Donald Trump plans to split time between White House and his Manhattan penthouse: Report
Donald Trump may not live in the White House full-time after assuming the US Presidency in January and is discussing with his advisers about splitting his time between Washington and his penthouse apartment in Manhattan, a media report said.
Washington: Donald Trump may not live in the White House full-time after assuming the US Presidency in January and is discussing with his advisers about splitting his time between Washington and his penthouse apartment in Manhattan, a media report said.
Trump advisers say the President-elect was "shocked" when he won the election, according to a report in the New York Times and is now contemplating how many days a week he will have to stay in the White House since he is extremely fond of his sprawling and luxurious penthouse apartment, decorated in 24-karat gold and expensive marble, in Trump Tower on the posh Fifth Avenue in New York.
"Trump, a homebody who often flew several hours late at night during the campaign so he could wake up in his own bed in Trump Tower, is talking with his advisers about how many nights a week he will spend in the White House. He has told them he would like to do what he is used to, which is spending time in New York when he can," a report in the New York Times said.
While the future first lady Melania Trump is expected to move to Washington, the couple's 10-year-old son Barron is midway through a school year in New York and it is unclear when the move would happen.
The New York Times report said questions about how Trump would divide his time between New York and Washington reflect Trump coming to grips with the fact that his life is about to change radically.

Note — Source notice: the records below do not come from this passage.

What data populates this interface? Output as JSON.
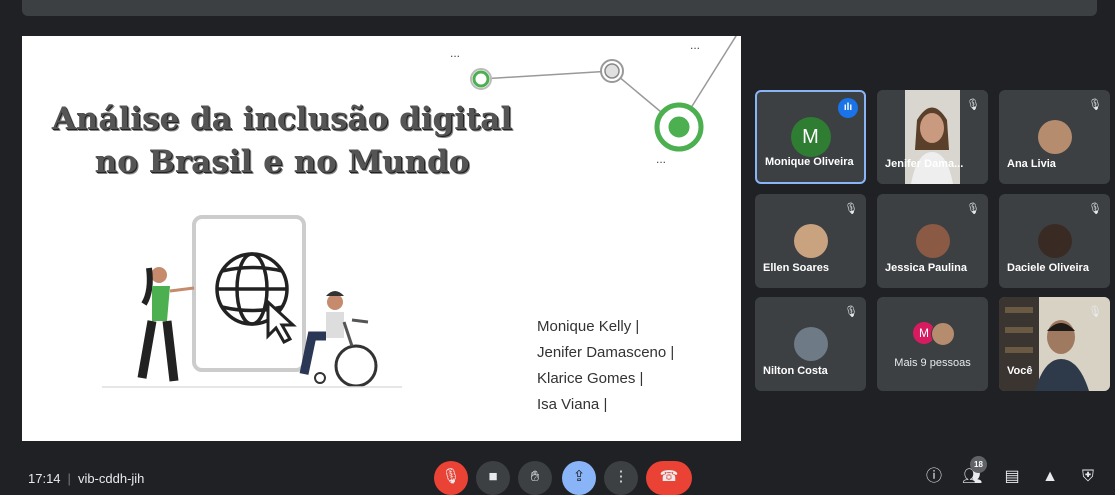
{
  "slide": {
    "title_line1": "Análise da inclusão digital",
    "title_line2": "no Brasil e no Mundo",
    "authors": [
      "Monique Kelly |",
      "Jenifer Damasceno |",
      "Klarice Gomes |",
      "Isa Viana |"
    ],
    "dots1": "...",
    "dots2": "...",
    "dots3": "..."
  },
  "participants": [
    {
      "name": "Monique Oliveira",
      "initial": "M",
      "speaking": true
    },
    {
      "name": "Jenifer Dama...",
      "muted": true
    },
    {
      "name": "Ana Livia",
      "muted": true
    },
    {
      "name": "Ellen Soares",
      "muted": true
    },
    {
      "name": "Jessica Paulina",
      "muted": true
    },
    {
      "name": "Daciele Oliveira",
      "muted": true
    },
    {
      "name": "Nilton Costa",
      "muted": true
    },
    {
      "more_label": "Mais 9 pessoas",
      "initial": "M"
    },
    {
      "name": "Você",
      "muted": true
    }
  ],
  "meeting": {
    "time": "17:14",
    "code": "vib-cddh-jih",
    "participant_count": "18"
  },
  "colors": {
    "background": "#202124",
    "tile": "#3c4043",
    "accent_blue": "#1a73e8",
    "end_call": "#ea4335",
    "slide_green": "#4caf50"
  }
}
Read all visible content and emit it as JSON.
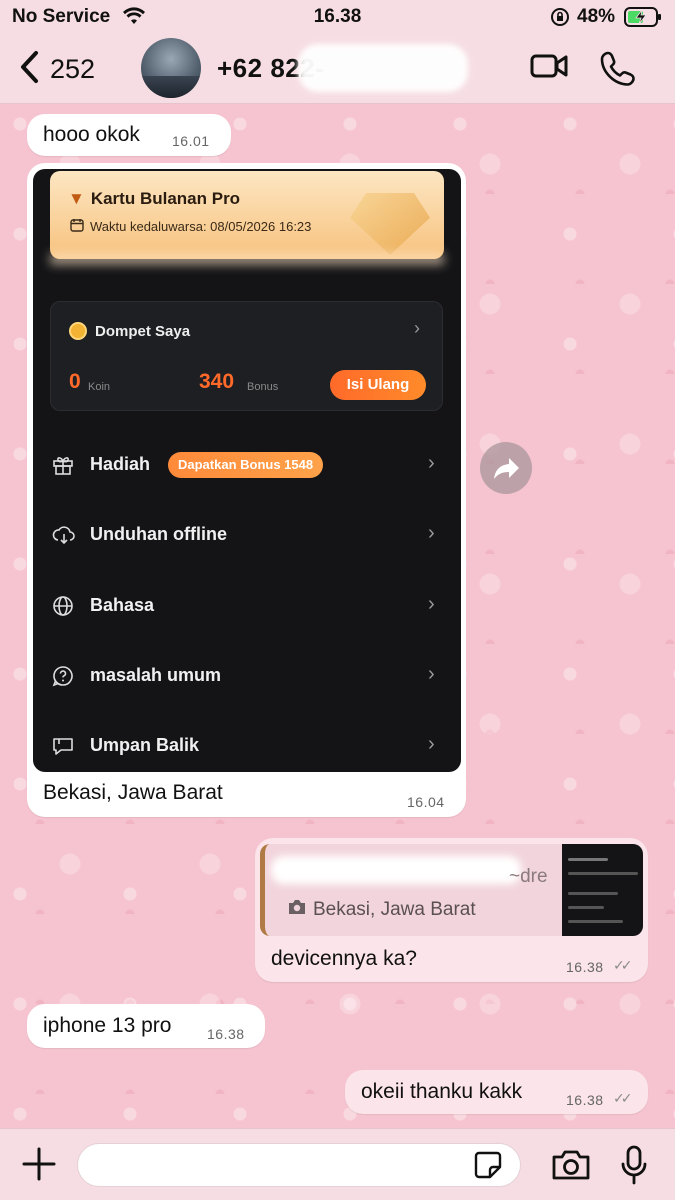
{
  "status_bar": {
    "carrier": "No Service",
    "time": "16.38",
    "battery_percent": "48%"
  },
  "header": {
    "back_count": "252",
    "contact_name": "+62 822-",
    "icons": [
      "chevron-left-icon",
      "video-camera-icon",
      "phone-icon"
    ]
  },
  "messages": [
    {
      "direction": "in",
      "text": "hooo okok",
      "time": "16.01"
    },
    {
      "direction": "in",
      "caption": "Bekasi, Jawa Barat",
      "time": "16.04",
      "screenshot": {
        "pro_title": "Kartu Bulanan Pro",
        "pro_expiry": "Waktu kedaluwarsa: 08/05/2026 16:23",
        "wallet_title": "Dompet Saya",
        "coin_value": "0",
        "coin_label": "Koin",
        "bonus_value": "340",
        "bonus_label": "Bonus",
        "topup_label": "Isi Ulang",
        "menu": [
          {
            "label": "Hadiah",
            "badge": "Dapatkan Bonus 1548",
            "icon": "gift-icon"
          },
          {
            "label": "Unduhan offline",
            "icon": "cloud-download-icon"
          },
          {
            "label": "Bahasa",
            "icon": "globe-icon"
          },
          {
            "label": "masalah umum",
            "icon": "question-icon"
          },
          {
            "label": "Umpan Balik",
            "icon": "feedback-icon"
          }
        ]
      }
    },
    {
      "direction": "out",
      "quote_suffix": "~dre",
      "quote_text": "Bekasi, Jawa Barat",
      "text": "devicennya ka?",
      "time": "16.38",
      "read": true
    },
    {
      "direction": "in",
      "text": "iphone 13 pro",
      "time": "16.38"
    },
    {
      "direction": "out",
      "text": "okeii thanku kakk",
      "time": "16.38",
      "read": true
    }
  ],
  "composer": {
    "placeholder": "",
    "icons": [
      "plus-icon",
      "sticker-icon",
      "camera-icon",
      "microphone-icon"
    ]
  },
  "colors": {
    "wallpaper": "#f6c4d0",
    "incoming_bubble": "#ffffff",
    "outgoing_bubble": "#fbe4ea",
    "accent_orange": "#ff6a2a"
  }
}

Trump's advisers say he might spend most of the week in Washington, much like members of Congress, and return to Trump Tower or his golf course in New Jersey or his Mar-a-Lago estate in Palm Beach on weekends.
The report added that returning home to Trump Tower from the White House may not be Trump's only embrace of the familiar. His aides have said he has also expressed interest in continuing to hold the large rallies that were a staple of his candidacy.
"He likes the instant gratification and adulation that the cheering crowds provide, and his aides are discussing how they might accommodate his demand," it said.
The report added that Trump's advisers hold out the possibility that the president-elect may spend more time in the White House as he grows less overwhelmed and more comfortable in the job.
The real estate billionaire has spent most of the last three decades "cosseted" within Trump Tower, an empowering high-rise where his apartment is on the 58th floor, and a designated elevator takes him from there to his office on the 26th floor.
The report added that Mr Trump wakes at 5 most mornings, reads The New York Post, The New York Times and a handful of other newspapers, and tunes into the morning television news shows.
Trump's affection for his penthouse apartment runs deep as his biographer, Michael D'Antonio, learned when he invited him inside the three-story unit in 2014 for an extended interview.
Trump has described the apartment less as a home than a tribute to his own self-image.
"I really wanted to see if it could be done," Trump has said as he showed D'Antonio around the apartment. "This is a very complex unit. Building this unit, if you look at the columns and the carvings, this building, this unit was harder than building the building itself."